Remember who your competition is. You have robinhood on the investment side. They have the old lenders on the credit side, so what are they doing better? We have often spoken to Robinhood about the fact that it’s just better up until now to prioritize, invest and educate consumers. They make the loan process a lot easier than their competitors on the loan side. They do the best job of any financial company I know, they create a sense of community, they create customer loyalty if you will. That’s one of the big things that I look at. I’m looking at the overall market opportunity, which I mean, investments are clearly a huge market opportunity, but they come in some forms of lending, like auto loans. I mentioned it was a $ 800 billion market. The personal loan market is around $ 200 billion by the last count. There are many great market opportunities there. I think they do things better than the competition. Current earnings, which are actual numbers, not their projections. Current earnings look impressive and their current growth numbers look impressive. Another example, 23andMe (NYSE: VGAC) is one that I talked about on the show. They just do what they can, better than the competition. You have a greater collection of genetic information for consumers than anyone else. You partner with one of the biggest names in the industry who creates the therapeutics based on information. Such great competitive advantages. It’s like the Buffett model. When Warren Buffett describes why he likes a stock, he doesn’t go into a lot of numbers. He describes the moat, the competitive advantages.
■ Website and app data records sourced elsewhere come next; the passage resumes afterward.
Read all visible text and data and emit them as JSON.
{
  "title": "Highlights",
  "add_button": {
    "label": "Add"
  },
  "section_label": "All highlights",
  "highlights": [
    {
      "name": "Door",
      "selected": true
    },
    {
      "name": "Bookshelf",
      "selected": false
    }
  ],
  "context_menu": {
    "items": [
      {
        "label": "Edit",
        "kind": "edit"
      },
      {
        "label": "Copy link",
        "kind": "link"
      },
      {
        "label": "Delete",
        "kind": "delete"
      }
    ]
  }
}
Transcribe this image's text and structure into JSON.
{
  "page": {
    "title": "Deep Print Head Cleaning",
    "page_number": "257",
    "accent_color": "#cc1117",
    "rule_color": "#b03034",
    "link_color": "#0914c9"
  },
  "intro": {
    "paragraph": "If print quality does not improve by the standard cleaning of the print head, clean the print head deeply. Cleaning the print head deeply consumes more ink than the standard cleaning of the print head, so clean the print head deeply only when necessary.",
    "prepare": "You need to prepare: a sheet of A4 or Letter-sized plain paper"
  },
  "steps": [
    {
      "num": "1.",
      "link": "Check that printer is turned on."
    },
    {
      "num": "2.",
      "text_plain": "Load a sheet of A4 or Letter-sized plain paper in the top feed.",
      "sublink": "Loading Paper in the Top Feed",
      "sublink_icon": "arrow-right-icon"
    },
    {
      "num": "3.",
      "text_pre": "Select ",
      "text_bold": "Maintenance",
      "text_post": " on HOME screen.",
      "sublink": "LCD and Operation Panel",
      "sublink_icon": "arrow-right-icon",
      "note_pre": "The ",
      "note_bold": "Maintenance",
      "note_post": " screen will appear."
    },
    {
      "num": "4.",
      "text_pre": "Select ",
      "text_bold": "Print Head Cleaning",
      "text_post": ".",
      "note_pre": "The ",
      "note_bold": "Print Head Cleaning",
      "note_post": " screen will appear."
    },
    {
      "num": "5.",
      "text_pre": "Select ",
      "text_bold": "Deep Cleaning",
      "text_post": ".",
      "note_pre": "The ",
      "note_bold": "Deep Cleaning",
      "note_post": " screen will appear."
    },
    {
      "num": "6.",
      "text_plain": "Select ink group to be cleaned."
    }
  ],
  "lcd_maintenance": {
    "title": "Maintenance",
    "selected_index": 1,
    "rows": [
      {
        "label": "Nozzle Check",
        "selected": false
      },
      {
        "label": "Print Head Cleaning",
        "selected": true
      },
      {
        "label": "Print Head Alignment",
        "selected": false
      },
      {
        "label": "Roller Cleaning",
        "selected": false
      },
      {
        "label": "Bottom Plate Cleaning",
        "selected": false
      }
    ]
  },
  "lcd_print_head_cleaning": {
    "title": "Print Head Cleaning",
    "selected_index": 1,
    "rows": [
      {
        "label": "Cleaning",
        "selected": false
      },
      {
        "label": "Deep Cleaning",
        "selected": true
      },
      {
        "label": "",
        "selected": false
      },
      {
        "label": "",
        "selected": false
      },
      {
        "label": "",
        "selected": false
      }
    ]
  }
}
Moser: Yes. Why he likes the business.
Frankel: Law. That really is when, in evaluating some of these SPACs, I look to what will give them the ditch and what will give them the ditch and what will be able to build lasting market share. Because many of them are small and still have very little income.
Moser: Yes. You’re right.
Frankel: Hopefully that was a decent answer.
This article represents the opinion of the author who may disagree with the “official” referral position of a premium advisory service from the Motley Fool. We are colorful! Questioning an investment thesis – even one of our own – helps us all think critically about investing and make decisions that will help us get smarter, happier, and richer.